Web page and app entries:

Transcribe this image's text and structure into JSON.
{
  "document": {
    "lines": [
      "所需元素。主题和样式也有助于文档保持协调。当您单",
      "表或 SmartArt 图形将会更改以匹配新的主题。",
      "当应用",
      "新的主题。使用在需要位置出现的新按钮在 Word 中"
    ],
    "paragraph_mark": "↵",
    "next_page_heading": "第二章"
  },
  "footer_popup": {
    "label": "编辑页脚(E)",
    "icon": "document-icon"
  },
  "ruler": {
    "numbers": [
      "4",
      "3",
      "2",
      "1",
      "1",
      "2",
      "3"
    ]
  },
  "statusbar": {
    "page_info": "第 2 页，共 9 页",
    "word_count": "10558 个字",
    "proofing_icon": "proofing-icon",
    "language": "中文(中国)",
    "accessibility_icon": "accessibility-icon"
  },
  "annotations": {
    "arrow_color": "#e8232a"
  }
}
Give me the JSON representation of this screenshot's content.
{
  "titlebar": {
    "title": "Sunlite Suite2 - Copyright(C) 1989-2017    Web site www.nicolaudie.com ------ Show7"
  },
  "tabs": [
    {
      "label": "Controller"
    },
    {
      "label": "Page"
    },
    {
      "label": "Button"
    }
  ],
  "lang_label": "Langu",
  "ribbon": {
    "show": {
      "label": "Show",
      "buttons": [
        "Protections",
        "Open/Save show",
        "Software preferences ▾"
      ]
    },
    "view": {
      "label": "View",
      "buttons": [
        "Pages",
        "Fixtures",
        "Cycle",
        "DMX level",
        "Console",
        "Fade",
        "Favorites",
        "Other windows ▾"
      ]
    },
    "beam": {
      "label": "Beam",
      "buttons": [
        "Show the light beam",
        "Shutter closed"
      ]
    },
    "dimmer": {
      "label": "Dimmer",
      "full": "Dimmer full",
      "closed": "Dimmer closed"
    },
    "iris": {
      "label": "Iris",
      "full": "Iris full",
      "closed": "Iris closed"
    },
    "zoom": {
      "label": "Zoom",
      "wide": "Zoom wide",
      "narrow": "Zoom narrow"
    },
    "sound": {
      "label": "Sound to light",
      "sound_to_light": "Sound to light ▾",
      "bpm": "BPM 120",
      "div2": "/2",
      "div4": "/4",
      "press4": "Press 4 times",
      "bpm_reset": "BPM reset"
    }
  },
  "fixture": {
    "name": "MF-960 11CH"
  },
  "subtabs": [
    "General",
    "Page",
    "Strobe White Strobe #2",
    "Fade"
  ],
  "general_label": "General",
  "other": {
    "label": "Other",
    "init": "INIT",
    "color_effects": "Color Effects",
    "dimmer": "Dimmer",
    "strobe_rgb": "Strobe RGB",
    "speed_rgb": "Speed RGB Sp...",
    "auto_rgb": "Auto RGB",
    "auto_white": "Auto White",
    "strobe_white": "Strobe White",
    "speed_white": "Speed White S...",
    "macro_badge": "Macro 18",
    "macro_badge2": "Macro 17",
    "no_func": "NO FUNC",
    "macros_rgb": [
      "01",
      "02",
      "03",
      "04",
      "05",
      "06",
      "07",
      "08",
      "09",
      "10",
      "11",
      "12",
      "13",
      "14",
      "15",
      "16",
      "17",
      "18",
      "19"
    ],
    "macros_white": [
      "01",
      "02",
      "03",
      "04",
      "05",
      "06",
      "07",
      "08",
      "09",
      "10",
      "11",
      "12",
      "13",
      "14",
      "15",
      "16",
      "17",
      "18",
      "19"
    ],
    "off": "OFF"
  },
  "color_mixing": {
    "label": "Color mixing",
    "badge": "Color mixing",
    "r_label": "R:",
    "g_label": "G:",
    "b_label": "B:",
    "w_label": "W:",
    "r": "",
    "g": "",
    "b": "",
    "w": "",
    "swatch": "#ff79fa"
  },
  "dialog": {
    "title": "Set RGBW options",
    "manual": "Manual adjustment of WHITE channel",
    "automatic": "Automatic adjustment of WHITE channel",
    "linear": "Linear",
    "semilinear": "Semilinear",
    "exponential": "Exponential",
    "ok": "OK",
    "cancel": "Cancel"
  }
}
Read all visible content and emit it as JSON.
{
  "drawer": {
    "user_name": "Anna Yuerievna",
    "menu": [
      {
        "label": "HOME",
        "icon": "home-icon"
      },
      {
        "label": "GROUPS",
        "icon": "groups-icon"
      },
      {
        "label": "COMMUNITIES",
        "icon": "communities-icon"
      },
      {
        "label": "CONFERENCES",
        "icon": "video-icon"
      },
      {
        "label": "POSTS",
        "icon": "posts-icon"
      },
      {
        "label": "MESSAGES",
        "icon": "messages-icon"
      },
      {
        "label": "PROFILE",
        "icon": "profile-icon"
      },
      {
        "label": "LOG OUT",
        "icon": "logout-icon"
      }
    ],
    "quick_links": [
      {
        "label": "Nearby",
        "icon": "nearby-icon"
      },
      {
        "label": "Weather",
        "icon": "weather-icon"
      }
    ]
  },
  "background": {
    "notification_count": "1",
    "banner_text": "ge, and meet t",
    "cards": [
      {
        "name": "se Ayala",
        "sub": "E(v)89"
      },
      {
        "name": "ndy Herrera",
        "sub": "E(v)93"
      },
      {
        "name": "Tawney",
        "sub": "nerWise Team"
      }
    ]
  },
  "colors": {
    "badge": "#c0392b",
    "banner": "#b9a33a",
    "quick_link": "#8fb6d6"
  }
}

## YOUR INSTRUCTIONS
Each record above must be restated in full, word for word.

## ANSWER TO THE PROBLEM
Transcribe this image's text and structure into JSON.
{
  "document": {
    "lines": [
      "所需元素。主题和样式也有助于文档保持协调。当您单",
      "表或 SmartArt 图形将会更改以匹配新的主题。",
      "当应用",
      "新的主题。使用在需要位置出现的新按钮在 Word 中"
    ],
    "paragraph_mark": "↵",
    "next_page_heading": "第二章"
  },
  "footer_popup": {
    "label": "编辑页脚(E)",
    "icon": "document-icon"
  },
  "ruler": {
    "numbers": [
      "4",
      "3",
      "2",
      "1",
      "1",
      "2",
      "3"
    ]
  },
  "statusbar": {
    "page_info": "第 2 页，共 9 页",
    "word_count": "10558 个字",
    "proofing_icon": "proofing-icon",
    "language": "中文(中国)",
    "accessibility_icon": "accessibility-icon"
  },
  "annotations": {
    "arrow_color": "#e8232a"
  }
}
Give me the JSON representation of this screenshot's content.
{
  "titlebar": {
    "title": "Sunlite Suite2 - Copyright(C) 1989-2017    Web site www.nicolaudie.com ------ Show7"
  },
  "tabs": [
    {
      "label": "Controller"
    },
    {
      "label": "Page"
    },
    {
      "label": "Button"
    }
  ],
  "lang_label": "Langu",
  "ribbon": {
    "show": {
      "label": "Show",
      "buttons": [
        "Protections",
        "Open/Save show",
        "Software preferences ▾"
      ]
    },
    "view": {
      "label": "View",
      "buttons": [
        "Pages",
        "Fixtures",
        "Cycle",
        "DMX level",
        "Console",
        "Fade",
        "Favorites",
        "Other windows ▾"
      ]
    },
    "beam": {
      "label": "Beam",
      "buttons": [
        "Show the light beam",
        "Shutter closed"
      ]
    },
    "dimmer": {
      "label": "Dimmer",
      "full": "Dimmer full",
      "closed": "Dimmer closed"
    },
    "iris": {
      "label": "Iris",
      "full": "Iris full",
      "closed": "Iris closed"
    },
    "zoom": {
      "label": "Zoom",
      "wide": "Zoom wide",
      "narrow": "Zoom narrow"
    },
    "sound": {
      "label": "Sound to light",
      "sound_to_light": "Sound to light ▾",
      "bpm": "BPM 120",
      "div2": "/2",
      "div4": "/4",
      "press4": "Press 4 times",
      "bpm_reset": "BPM reset"
    }
  },
  "fixture": {
    "name": "MF-960 11CH"
  },
  "subtabs": [
    "General",
    "Page",
    "Strobe White Strobe #2",
    "Fade"
  ],
  "general_label": "General",
  "other": {
    "label": "Other",
    "init": "INIT",
    "color_effects": "Color Effects",
    "dimmer": "Dimmer",
    "strobe_rgb": "Strobe RGB",
    "speed_rgb": "Speed RGB Sp...",
    "auto_rgb": "Auto RGB",
    "auto_white": "Auto White",
    "strobe_white": "Strobe White",
    "speed_white": "Speed White S...",
    "macro_badge": "Macro 18",
    "macro_badge2": "Macro 17",
    "no_func": "NO FUNC",
    "macros_rgb": [
      "01",
      "02",
      "03",
      "04",
      "05",
      "06",
      "07",
      "08",
      "09",
      "10",
      "11",
      "12",
      "13",
      "14",
      "15",
      "16",
      "17",
      "18",
      "19"
    ],
    "macros_white": [
      "01",
      "02",
      "03",
      "04",
      "05",
      "06",
      "07",
      "08",
      "09",
      "10",
      "11",
      "12",
      "13",
      "14",
      "15",
      "16",
      "17",
      "18",
      "19"
    ],
    "off": "OFF"
  },
  "color_mixing": {
    "label": "Color mixing",
    "badge": "Color mixing",
    "r_label": "R:",
    "g_label": "G:",
    "b_label": "B:",
    "w_label": "W:",
    "r": "",
    "g": "",
    "b": "",
    "w": "",
    "swatch": "#ff79fa"
  },
  "dialog": {
    "title": "Set RGBW options",
    "manual": "Manual adjustment of WHITE channel",
    "automatic": "Automatic adjustment of WHITE channel",
    "linear": "Linear",
    "semilinear": "Semilinear",
    "exponential": "Exponential",
    "ok": "OK",
    "cancel": "Cancel"
  }
}
Read all visible content and emit it as JSON.
{
  "drawer": {
    "user_name": "Anna Yuerievna",
    "menu": [
      {
        "label": "HOME",
        "icon": "home-icon"
      },
      {
        "label": "GROUPS",
        "icon": "groups-icon"
      },
      {
        "label": "COMMUNITIES",
        "icon": "communities-icon"
      },
      {
        "label": "CONFERENCES",
        "icon": "video-icon"
      },
      {
        "label": "POSTS",
        "icon": "posts-icon"
      },
      {
        "label": "MESSAGES",
        "icon": "messages-icon"
      },
      {
        "label": "PROFILE",
        "icon": "profile-icon"
      },
      {
        "label": "LOG OUT",
        "icon": "logout-icon"
      }
    ],
    "quick_links": [
      {
        "label": "Nearby",
        "icon": "nearby-icon"
      },
      {
        "label": "Weather",
        "icon": "weather-icon"
      }
    ]
  },
  "background": {
    "notification_count": "1",
    "banner_text": "ge, and meet t",
    "cards": [
      {
        "name": "se Ayala",
        "sub": "E(v)89"
      },
      {
        "name": "ndy Herrera",
        "sub": "E(v)93"
      },
      {
        "name": "Tawney",
        "sub": "nerWise Team"
      }
    ]
  },
  "colors": {
    "badge": "#c0392b",
    "banner": "#b9a33a",
    "quick_link": "#8fb6d6"
  }
}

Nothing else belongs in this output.